Explicit knowledge is easily communicated as hard data, clear guidelines, or through the language of science or mathematics. But explicit knowledge only gives a partial picture of reality. What can’t be expressed explicitly are the intuitive insights or subjective views which, because of our experience, carry the same validity. This less visible and more difficult to communicate information, this tacit knowledge, carries great weight since it springs from our personal know-how and from what we’ve learned applying the skills and techniques that each of us have personally fostered. Additionally, it is tacit knowledge that reflects perspective, beliefs, and the mental images (often not yet formed into words); the information we need to gain rapid insight.
Because of its very nature, what will constitute the information that is a product of tacit knowledge cannot be planned for. There is no way to predict the nature of the tacit knowledge that will spring from a group of people or how it will be communicated. Unlike, explicit knowledge which can be classified and stored within a taxonomy, tacit knowledge happens in unpredictable ways. Typically, this information is shared person to person, through informal discussions, in free flowing meetings, or by one to one conversations that might happen on the phone or in written exchange. But, in 21st century business this is becoming problematic.
Today, increasingly, people work more and more in virtual teams. Telecommuting is becoming common, organizational restructuring has lead to work environments where people interact based upon functional role and skill set not geographic proximity. We can talk on the phone or exchange emails but the very nature of such communication is to compartmentalize information, especially the tacit knowledge that is being created and shared. There is no bulletin board, no office meeting, no Friday afternoon happy hour, no water cooler. There is no forum where we can talk and muse about the job in an unplanned way. Opportunities for sharing and gaining insight from others are sparse.

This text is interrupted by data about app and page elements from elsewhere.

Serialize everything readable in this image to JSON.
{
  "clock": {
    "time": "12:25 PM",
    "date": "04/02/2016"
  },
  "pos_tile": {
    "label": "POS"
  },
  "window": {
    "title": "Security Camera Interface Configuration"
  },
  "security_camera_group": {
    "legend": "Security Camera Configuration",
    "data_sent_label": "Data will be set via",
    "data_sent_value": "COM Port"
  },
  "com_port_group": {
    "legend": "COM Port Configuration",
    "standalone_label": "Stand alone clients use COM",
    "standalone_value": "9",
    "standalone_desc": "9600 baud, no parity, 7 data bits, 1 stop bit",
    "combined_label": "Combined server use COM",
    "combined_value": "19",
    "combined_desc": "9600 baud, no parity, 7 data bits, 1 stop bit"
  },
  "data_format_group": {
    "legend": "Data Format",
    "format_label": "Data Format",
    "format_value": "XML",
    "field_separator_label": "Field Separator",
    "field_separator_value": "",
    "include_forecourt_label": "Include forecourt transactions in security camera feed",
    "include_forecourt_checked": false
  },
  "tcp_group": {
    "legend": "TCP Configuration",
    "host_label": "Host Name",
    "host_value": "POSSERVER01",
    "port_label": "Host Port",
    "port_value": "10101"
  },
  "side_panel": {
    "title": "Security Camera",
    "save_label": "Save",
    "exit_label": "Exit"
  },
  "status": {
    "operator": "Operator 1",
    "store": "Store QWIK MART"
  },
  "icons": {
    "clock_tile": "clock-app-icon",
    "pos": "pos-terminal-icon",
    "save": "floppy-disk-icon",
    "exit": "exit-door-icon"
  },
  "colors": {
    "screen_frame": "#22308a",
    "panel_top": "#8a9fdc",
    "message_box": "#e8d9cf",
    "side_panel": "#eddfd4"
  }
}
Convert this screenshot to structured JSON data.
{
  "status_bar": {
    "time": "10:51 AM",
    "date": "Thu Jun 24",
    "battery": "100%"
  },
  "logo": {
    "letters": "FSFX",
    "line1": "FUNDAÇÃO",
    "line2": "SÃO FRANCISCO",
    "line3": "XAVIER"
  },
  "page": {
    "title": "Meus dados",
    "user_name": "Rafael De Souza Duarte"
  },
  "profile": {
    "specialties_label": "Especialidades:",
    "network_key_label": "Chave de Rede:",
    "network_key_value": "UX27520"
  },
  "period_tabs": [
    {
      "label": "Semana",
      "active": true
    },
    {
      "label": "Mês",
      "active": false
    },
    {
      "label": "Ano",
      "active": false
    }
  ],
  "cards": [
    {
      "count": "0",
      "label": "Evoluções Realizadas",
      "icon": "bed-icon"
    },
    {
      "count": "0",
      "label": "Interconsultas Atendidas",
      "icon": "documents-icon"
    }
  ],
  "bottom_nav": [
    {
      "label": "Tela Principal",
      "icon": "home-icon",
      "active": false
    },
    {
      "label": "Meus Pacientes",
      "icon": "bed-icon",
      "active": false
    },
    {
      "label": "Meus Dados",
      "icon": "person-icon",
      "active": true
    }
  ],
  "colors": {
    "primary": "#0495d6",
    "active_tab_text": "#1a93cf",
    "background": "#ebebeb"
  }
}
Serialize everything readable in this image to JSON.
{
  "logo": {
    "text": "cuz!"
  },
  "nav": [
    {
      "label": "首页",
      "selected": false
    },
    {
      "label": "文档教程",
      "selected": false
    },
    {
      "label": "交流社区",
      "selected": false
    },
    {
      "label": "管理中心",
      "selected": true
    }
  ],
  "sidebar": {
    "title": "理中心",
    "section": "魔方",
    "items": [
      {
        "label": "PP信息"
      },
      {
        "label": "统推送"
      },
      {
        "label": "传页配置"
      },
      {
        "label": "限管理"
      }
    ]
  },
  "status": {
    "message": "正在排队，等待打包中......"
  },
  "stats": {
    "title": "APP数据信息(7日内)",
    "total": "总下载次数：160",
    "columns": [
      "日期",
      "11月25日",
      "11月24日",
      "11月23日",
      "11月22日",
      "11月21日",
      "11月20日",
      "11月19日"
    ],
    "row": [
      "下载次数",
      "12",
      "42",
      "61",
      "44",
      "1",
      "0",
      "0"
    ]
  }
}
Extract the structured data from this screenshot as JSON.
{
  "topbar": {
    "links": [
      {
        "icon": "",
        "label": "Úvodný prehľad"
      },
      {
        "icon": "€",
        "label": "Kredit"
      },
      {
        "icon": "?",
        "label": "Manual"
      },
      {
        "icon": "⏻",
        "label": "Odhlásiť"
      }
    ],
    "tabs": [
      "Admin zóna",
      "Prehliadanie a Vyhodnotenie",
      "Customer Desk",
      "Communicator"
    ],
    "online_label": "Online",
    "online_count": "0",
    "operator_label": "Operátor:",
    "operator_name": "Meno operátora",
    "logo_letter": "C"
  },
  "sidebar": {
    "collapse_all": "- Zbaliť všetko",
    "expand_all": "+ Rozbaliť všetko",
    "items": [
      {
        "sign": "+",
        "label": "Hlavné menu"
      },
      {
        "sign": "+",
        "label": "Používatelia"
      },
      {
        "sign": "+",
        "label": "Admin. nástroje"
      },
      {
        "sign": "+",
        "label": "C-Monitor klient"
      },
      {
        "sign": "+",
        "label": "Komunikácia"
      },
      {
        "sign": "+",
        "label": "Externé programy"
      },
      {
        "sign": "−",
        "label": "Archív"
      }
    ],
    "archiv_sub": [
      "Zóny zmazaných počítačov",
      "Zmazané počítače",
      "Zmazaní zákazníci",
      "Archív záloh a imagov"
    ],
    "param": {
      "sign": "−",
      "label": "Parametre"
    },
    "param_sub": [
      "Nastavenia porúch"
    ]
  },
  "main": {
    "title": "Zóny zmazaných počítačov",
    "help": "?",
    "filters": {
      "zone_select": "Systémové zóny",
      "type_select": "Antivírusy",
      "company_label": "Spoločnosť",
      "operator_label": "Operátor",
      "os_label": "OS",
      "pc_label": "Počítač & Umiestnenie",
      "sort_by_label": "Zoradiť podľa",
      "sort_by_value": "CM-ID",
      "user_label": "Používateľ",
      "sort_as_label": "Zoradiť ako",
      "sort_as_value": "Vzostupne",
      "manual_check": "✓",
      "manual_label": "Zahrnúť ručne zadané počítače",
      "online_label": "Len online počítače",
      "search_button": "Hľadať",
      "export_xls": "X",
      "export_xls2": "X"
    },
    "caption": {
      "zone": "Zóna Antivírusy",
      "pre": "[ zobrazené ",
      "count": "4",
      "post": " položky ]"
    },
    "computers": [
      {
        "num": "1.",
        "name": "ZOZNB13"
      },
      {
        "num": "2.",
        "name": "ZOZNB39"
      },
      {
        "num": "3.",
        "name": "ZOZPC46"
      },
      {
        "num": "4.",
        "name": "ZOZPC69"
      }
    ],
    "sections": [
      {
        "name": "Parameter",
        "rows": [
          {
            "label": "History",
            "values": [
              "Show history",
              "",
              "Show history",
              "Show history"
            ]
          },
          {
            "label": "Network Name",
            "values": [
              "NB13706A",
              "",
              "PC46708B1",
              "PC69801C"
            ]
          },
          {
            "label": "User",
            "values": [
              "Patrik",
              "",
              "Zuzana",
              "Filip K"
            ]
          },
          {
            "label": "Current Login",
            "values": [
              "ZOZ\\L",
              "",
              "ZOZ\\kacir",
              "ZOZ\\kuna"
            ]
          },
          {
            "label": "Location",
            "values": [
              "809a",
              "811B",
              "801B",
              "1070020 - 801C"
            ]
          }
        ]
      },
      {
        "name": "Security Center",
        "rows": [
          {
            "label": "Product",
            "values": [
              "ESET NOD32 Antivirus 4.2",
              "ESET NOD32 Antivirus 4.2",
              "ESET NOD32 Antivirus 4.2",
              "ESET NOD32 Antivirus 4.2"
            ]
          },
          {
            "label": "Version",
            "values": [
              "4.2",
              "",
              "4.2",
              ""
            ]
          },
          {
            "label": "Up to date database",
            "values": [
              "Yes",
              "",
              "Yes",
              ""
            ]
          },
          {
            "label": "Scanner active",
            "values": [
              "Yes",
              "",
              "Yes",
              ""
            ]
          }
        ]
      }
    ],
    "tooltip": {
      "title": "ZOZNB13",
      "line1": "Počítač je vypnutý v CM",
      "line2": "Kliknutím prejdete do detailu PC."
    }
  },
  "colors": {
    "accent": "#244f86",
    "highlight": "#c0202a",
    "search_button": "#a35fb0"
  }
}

A different sense of the organization is created within the mind of each person who has an opportunity to see more deeply into how others are functioning and why. By creating the opportunity for different voices to be heard a new sense of leadership is created that is not solely rooted in organizational hierarchy but in the contribution that comes from the fresh insights of individuals skilled in performing critical organizational tasks. As this happens, unplanned connections are created between individuals who share common views. A positive sense of the organization, and one's role in it, is created.
Through the use of Social Media, informal information networks can be created that allow individuals to make these connections, share tacit knowledge, and look at work from new perspectives. The openness and facility of use that is inherent to Social Media applications allows for information to flow easily thereby creating new opportunities for exchange. Within this medium, tacit knowledge can be shared without requiring the traditional and time consuming approach of making it explicit.
The growth in interest in Social Media inside the intranet, aka Enterprise 2.0, reflects the drive to create more opportunities for innovation by sharing information in unplanned ways and allow for connections between people who sit in discrepant parts of the organizational hierarchy. By using Social Media to reveal the details of one’s current activities, in process work efforts, work group discussions, and the relational context of one’s work deliverables, tacit knowledge is shared and an understanding of content and information is enriched.